            I fall somewhere in between you and some other commentors here. MG may be best GM in team history, but only because of the serious flaws that Burke, Nonis, and Quinn all had. Burke couldn’t buy a goaltender. Nonis was as bad a drafter as Burke and Gillis, and misjudged Naslund terribly coming out of the lockout. His teams suffer from a lot of what we saw this year, no depth after an okay top 4-5 forwards.

            Honestly the leap in success MG achieved was a few more regular season wins and a single longer playoff run.

            In hindsight it looks like Nonis left the team in good shape, at the time the sentiment about his work sounded much like it doe about MGs now. An inglorious end to a regular season without playoffs, and questions about most of the forward groups ability to lead a team. Not enough secondary scoring/depth. Decent blueline.
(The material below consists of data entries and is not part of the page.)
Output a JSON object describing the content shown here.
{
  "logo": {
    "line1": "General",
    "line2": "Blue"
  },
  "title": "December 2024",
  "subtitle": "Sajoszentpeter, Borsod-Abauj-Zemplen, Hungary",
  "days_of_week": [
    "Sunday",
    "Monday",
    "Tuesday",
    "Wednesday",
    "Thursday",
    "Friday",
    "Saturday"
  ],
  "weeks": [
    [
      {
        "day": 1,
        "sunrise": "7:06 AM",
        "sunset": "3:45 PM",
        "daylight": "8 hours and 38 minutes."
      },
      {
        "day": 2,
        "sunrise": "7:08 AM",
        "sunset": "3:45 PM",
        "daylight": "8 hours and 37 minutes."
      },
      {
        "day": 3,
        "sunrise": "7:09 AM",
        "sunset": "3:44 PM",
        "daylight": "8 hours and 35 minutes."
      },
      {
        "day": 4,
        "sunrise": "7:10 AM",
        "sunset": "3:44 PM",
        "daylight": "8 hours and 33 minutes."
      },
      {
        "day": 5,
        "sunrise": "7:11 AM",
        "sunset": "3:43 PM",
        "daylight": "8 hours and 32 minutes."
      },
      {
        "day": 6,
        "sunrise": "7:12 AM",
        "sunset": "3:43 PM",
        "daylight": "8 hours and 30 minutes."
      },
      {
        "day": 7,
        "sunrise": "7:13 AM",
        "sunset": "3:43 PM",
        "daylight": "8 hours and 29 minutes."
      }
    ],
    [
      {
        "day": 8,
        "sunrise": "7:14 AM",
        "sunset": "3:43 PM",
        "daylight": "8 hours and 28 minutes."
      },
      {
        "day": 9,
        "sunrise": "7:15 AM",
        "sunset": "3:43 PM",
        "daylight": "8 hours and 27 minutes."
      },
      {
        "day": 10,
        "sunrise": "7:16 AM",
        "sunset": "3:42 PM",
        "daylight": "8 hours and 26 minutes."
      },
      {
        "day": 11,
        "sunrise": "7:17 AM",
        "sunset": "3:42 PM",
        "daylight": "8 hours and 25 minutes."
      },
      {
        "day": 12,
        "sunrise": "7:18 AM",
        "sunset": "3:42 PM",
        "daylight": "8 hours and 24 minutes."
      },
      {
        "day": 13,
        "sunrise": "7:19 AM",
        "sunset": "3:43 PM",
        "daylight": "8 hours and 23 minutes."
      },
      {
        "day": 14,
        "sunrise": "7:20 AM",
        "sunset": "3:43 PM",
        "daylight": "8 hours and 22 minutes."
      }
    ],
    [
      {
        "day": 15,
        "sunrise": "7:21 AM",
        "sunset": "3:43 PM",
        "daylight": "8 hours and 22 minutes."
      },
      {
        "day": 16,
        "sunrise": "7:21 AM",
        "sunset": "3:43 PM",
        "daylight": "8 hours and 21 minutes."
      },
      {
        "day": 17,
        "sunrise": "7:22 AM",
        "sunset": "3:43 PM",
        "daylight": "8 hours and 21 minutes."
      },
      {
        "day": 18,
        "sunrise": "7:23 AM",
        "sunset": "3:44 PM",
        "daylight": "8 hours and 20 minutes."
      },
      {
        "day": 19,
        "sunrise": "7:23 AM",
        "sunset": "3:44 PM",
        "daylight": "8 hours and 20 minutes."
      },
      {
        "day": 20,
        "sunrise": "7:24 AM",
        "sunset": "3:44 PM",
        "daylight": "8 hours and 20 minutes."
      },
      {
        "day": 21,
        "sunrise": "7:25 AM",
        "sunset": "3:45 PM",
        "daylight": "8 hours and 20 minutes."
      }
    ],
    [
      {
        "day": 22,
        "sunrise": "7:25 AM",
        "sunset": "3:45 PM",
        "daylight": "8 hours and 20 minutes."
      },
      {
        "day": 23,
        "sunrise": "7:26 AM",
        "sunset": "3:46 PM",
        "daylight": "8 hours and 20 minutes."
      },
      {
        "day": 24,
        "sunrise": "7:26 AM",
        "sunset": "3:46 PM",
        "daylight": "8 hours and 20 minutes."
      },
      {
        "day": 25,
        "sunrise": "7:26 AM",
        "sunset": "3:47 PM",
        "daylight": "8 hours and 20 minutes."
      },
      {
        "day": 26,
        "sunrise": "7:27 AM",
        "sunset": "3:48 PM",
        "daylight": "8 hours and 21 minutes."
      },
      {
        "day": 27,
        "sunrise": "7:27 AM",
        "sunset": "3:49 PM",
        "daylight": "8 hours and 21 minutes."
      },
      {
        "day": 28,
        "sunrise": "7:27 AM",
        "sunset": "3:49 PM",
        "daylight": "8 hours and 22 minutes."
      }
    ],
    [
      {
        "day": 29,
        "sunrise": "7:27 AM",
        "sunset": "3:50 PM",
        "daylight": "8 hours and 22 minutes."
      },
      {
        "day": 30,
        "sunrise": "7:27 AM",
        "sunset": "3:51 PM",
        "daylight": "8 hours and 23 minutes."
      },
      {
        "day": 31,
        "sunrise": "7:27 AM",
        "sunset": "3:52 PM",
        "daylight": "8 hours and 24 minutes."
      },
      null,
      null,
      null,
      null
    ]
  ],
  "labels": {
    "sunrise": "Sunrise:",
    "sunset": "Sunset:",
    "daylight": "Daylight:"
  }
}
The goaltending was better, but Kesler wasn’t a #2 center then, and Taylor Pyatt was a first line winger.

            None of this is meant to say MG has been great, just that this team is so historically bad he might be the best GM in team history.

          • The Benevolent Orca

            Do you notice how all those secondary players you name are not any better than the ones he chose to give up?

            Neither Burke or Nonis left the Canucks in a situation where rebuilding was right around the corner.

            Unless the Canucks hire a guy to perform a Jim Nill-style reset, that’s exactly the path we’re headed on…

      • Peachy

        I’d have to look into the transaction records of every other GM as well as the environment in which they worked.

        Defaulting to the W-L record is just lazy, though…